Pope Francis has said he feels indignant and disgusted at the discretion of the Holy Quran that took place in Sweden last week.
The head of the Holy See's remarks were made in an interview with the United Arab Emirates newspaper Al-Ittihad published on Monday.
In the interview the pontiff also added: "Freedom of speech should never be used as a means to despise others and allowing that is rejected and condemned."
Pope Francis is clearly distancing himself from the sacrilegious Quran burning and it is not the first time he slams anti Islam actions.
The Pope has also condemned freedom of speech when it is used to attack Islam and the Quran.
Gianni Valente, Vaticanist
Last week's Quran burning by an Iraqi citizen residing in Sweden has sparked an outcry and protests by Muslims across the world.
The sacrilegious act occurred after Swedish police allowed it under the pretext of upholding free speech protections.
A few days later, the Swedish government condemned these actions, admitting that such Islamophobic acts can be offensive to Muslims
Regardless of the religion, we must respect all beliefs, Christians, Muslims, there is no difference.
All religions must be respected and what happened in Sweden should be condemned.
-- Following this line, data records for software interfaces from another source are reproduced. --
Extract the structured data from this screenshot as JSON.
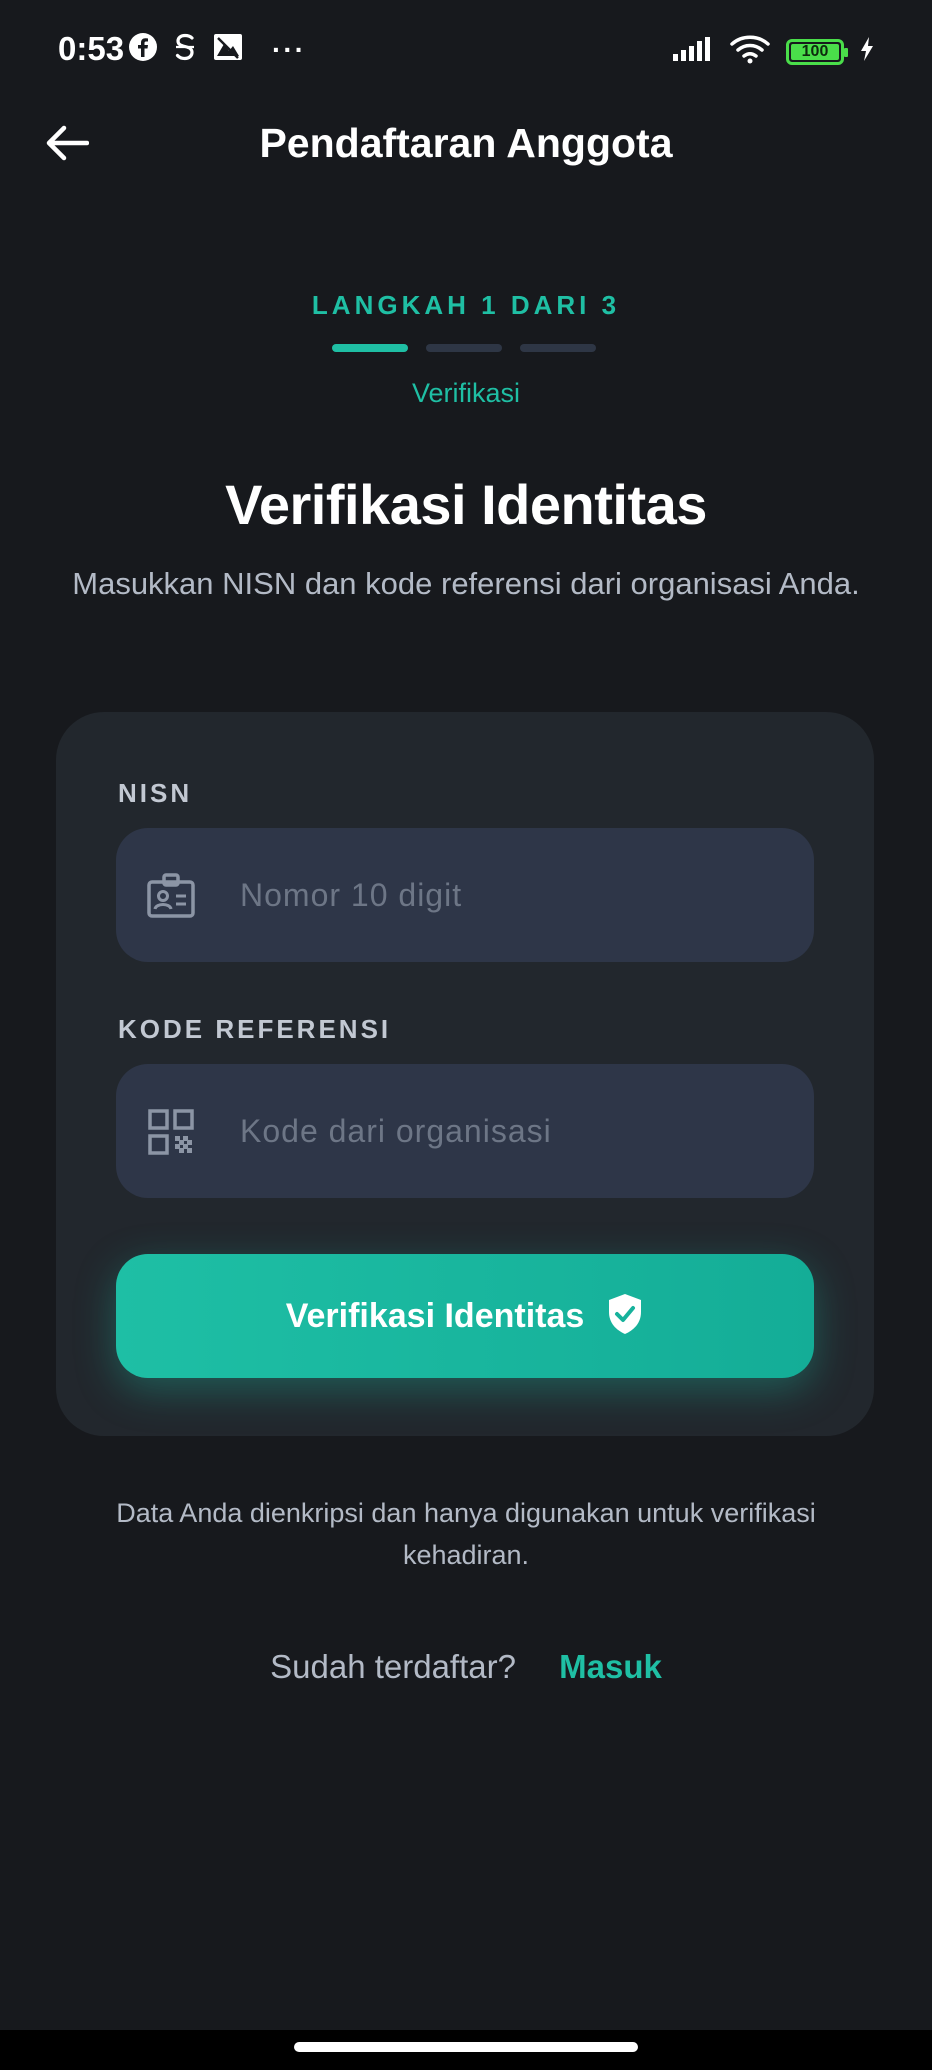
{
  "status_bar": {
    "time": "0:53",
    "more": "···",
    "battery": "100"
  },
  "header": {
    "title": "Pendaftaran Anggota"
  },
  "stepper": {
    "label": "LANGKAH 1 DARI 3",
    "current_step": 1,
    "total_steps": 3,
    "step_name": "Verifikasi"
  },
  "page": {
    "title": "Verifikasi Identitas",
    "subtitle": "Masukkan NISN dan kode referensi dari organisasi Anda."
  },
  "form": {
    "nisn": {
      "label": "NISN",
      "value": "",
      "placeholder": "Nomor 10 digit",
      "icon": "id-card-icon"
    },
    "referral": {
      "label": "KODE REFERENSI",
      "value": "",
      "placeholder": "Kode dari organisasi",
      "icon": "qr-code-icon"
    },
    "submit_label": "Verifikasi Identitas",
    "submit_icon": "shield-check-icon"
  },
  "privacy_note": "Data Anda dienkripsi dan hanya digunakan untuk verifikasi kehadiran.",
  "login": {
    "question": "Sudah terdaftar?",
    "link_label": "Masuk"
  },
  "colors": {
    "background": "#17191d",
    "card": "#22272d",
    "input": "#2e3648",
    "accent": "#1fbfa4",
    "muted_text": "#b3bac6",
    "placeholder": "#6d7686"
  }
}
Member of Public, Rome
What the Pope said is however one should see it. In my opinion, respect for all religions must be the rule number one; there is not much to add.
Member of Public 02, Rome
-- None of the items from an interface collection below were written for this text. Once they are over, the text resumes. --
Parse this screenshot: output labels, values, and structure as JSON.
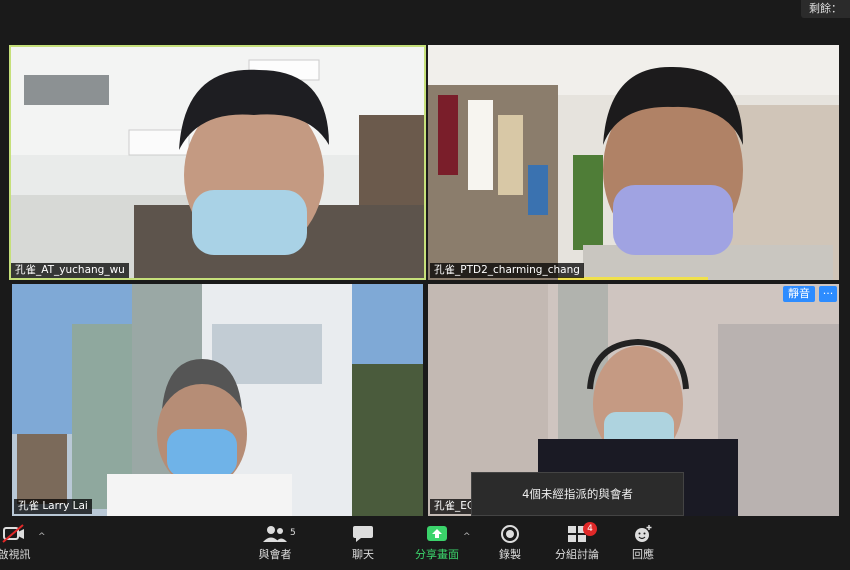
{
  "timer": {
    "label": "剩餘："
  },
  "participants": [
    {
      "name": "孔雀_AT_yuchang_wu",
      "active": true
    },
    {
      "name": "孔雀_PTD2_charming_chang",
      "active": false
    },
    {
      "name": "孔雀 Larry Lai",
      "active": false
    },
    {
      "name": "孔雀_EC",
      "active": false,
      "muted_badge": "靜音",
      "more_badge": "···"
    }
  ],
  "tooltip": {
    "text": "4個未經指派的與會者"
  },
  "toolbar": {
    "video": {
      "label": "啟視訊",
      "icon": "video-off-icon"
    },
    "participants": {
      "label": "與會者",
      "count": "5",
      "icon": "participants-icon"
    },
    "chat": {
      "label": "聊天",
      "icon": "chat-icon"
    },
    "share": {
      "label": "分享畫面",
      "icon": "share-screen-icon"
    },
    "record": {
      "label": "錄製",
      "icon": "record-icon"
    },
    "breakout": {
      "label": "分組討論",
      "badge": "4",
      "icon": "breakout-rooms-icon"
    },
    "reactions": {
      "label": "回應",
      "icon": "reactions-icon"
    }
  },
  "colors": {
    "accent_green": "#3bd36b",
    "active_border": "#c6e07a",
    "blue": "#2d8cff",
    "red_badge": "#e02828"
  }
}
The act of desecration of the Holy Quran that took place in Sweden last week resulted in strong condemnation from several Muslim and non Muslim states.
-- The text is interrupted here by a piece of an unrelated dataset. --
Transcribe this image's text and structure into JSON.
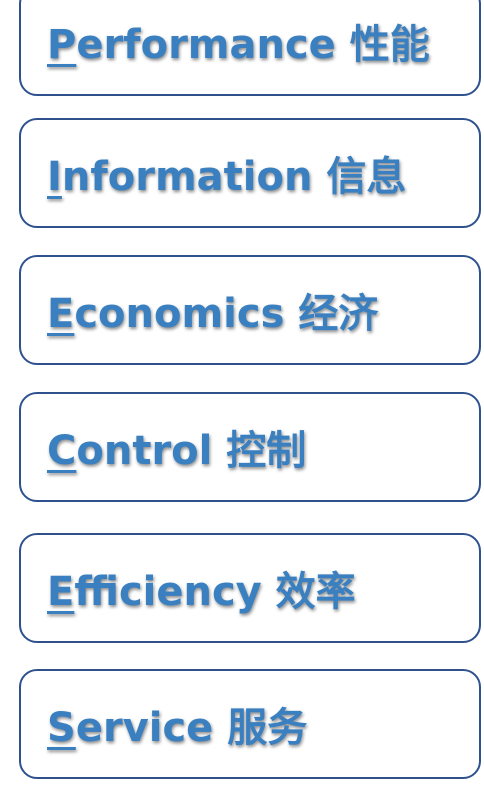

A number of countries including Iraq, Kuwait, the United Arab Emirates, and, Morocco, have summoned Swedish ambassadors in protest at the desecration while Tehran has halted the dispatching of a new envoy to Stockholm.